In the lines below, look for "coffee". Copy each line where it appears.

━━━━━ MATERIAL FOR THIS EXERCISE

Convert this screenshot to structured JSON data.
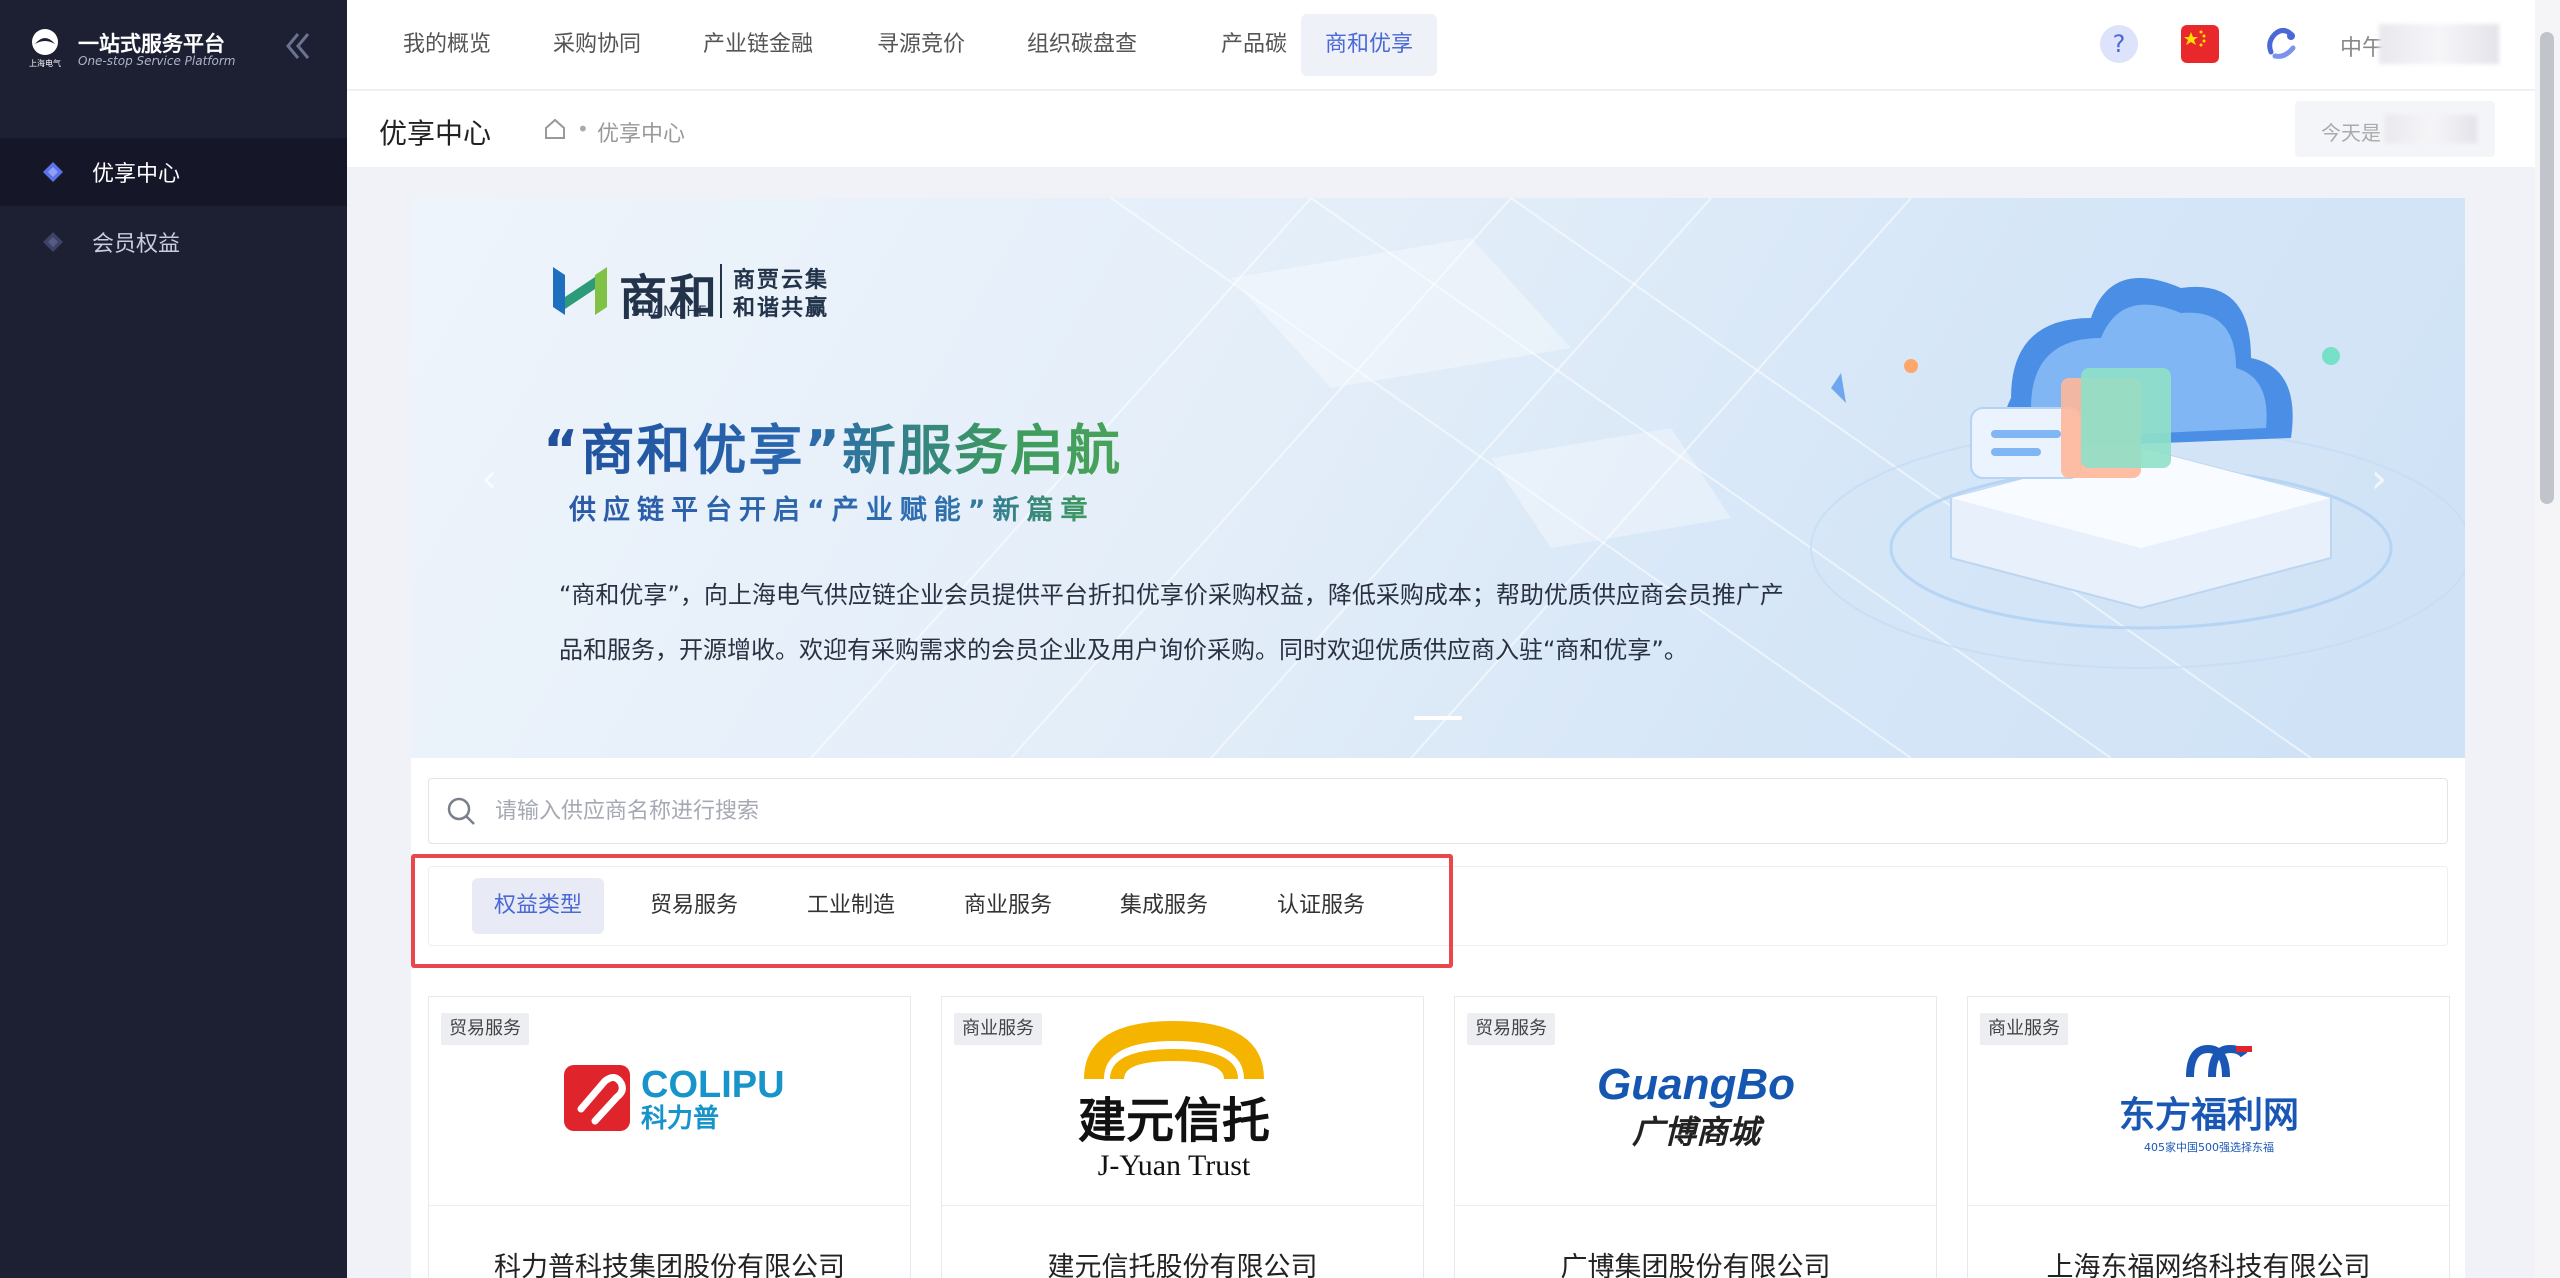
{
  "app": {
    "title": "一站式服务平台",
    "subtitle": "One-stop Service Platform",
    "logo_caption": "上海电气"
  },
  "sidebar": {
    "items": [
      {
        "label": "优享中心",
        "icon": "diamond-icon",
        "active": true
      },
      {
        "label": "会员权益",
        "icon": "diamond-icon",
        "active": false
      }
    ]
  },
  "topnav": {
    "items": [
      {
        "label": "我的概览",
        "active": false
      },
      {
        "label": "采购协同",
        "active": false
      },
      {
        "label": "产业链金融",
        "active": false
      },
      {
        "label": "寻源竞价",
        "active": false
      },
      {
        "label": "组织碳盘查",
        "active": false
      },
      {
        "label": "产品碳",
        "active": false
      },
      {
        "label": "商和优享",
        "active": true
      }
    ],
    "user_greeting": "中午"
  },
  "page": {
    "title": "优享中心",
    "breadcrumb": "优享中心",
    "today_label": "今天是"
  },
  "banner": {
    "brand_cn": "商和",
    "brand_en": "SHANGHE",
    "slogan_line1": "商贾云集",
    "slogan_line2": "和谐共赢",
    "headline": "“商和优享”新服务启航",
    "subhead": "供应链平台开启“产业赋能”新篇章",
    "description": "“商和优享”，向上海电气供应链企业会员提供平台折扣优享价采购权益，降低采购成本；帮助优质供应商会员推广产品和服务，开源增收。欢迎有采购需求的会员企业及用户询价采购。同时欢迎优质供应商入驻“商和优享”。"
  },
  "search": {
    "placeholder": "请输入供应商名称进行搜索",
    "value": ""
  },
  "filters": {
    "tabs": [
      {
        "label": "权益类型",
        "active": true
      },
      {
        "label": "贸易服务",
        "active": false
      },
      {
        "label": "工业制造",
        "active": false
      },
      {
        "label": "商业服务",
        "active": false
      },
      {
        "label": "集成服务",
        "active": false
      },
      {
        "label": "认证服务",
        "active": false
      }
    ]
  },
  "cards": [
    {
      "tag": "贸易服务",
      "name": "科力普科技集团股份有限公司",
      "logo_text": "COLIPU",
      "logo_sub": "科力普"
    },
    {
      "tag": "商业服务",
      "name": "建元信托股份有限公司",
      "logo_text": "建元信托",
      "logo_sub": "J-Yuan Trust"
    },
    {
      "tag": "贸易服务",
      "name": "广博集团股份有限公司",
      "logo_text": "GuangBo",
      "logo_sub": "广博商城"
    },
    {
      "tag": "商业服务",
      "name": "上海东福网络科技有限公司",
      "logo_text": "东方福利网",
      "logo_sub": "405家中国500强选择东福"
    }
  ],
  "colors": {
    "sidebar_bg": "#1d1f33",
    "accent": "#4a68d6",
    "highlight_border": "#e8474c"
  }
}
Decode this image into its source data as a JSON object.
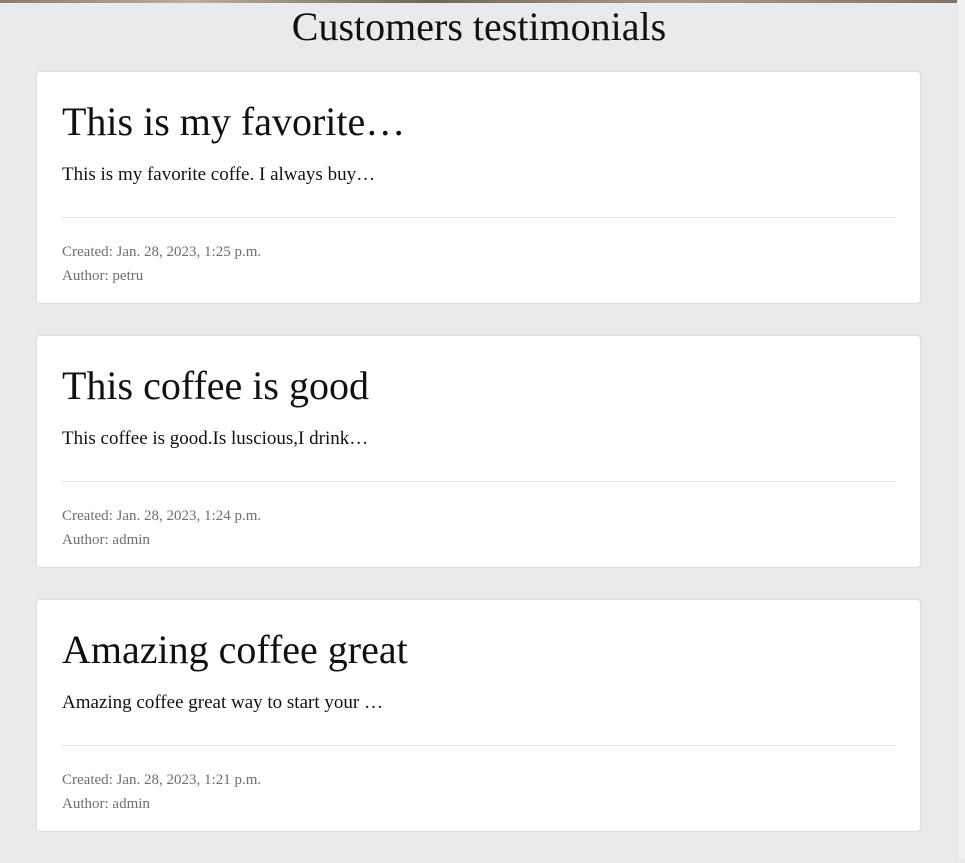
{
  "page": {
    "title": "Customers testimonials"
  },
  "testimonials": [
    {
      "title": "This is my favorite…",
      "excerpt": "This is my favorite coffe. I always buy…",
      "created": "Created: Jan. 28, 2023, 1:25 p.m.",
      "author": "Author: petru"
    },
    {
      "title": "This coffee is good",
      "excerpt": "This coffee is good.Is luscious,I drink…",
      "created": "Created: Jan. 28, 2023, 1:24 p.m.",
      "author": "Author: admin"
    },
    {
      "title": "Amazing coffee great",
      "excerpt": "Amazing coffee great way to start your …",
      "created": "Created: Jan. 28, 2023, 1:21 p.m.",
      "author": "Author: admin"
    }
  ]
}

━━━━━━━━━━

EXERCISE SOLUTION –
      "title": "This coffee is good",
      "excerpt": "This coffee is good.Is luscious,I drink…",
      "title": "Amazing coffee great",
      "excerpt": "Amazing coffee great way to start your …",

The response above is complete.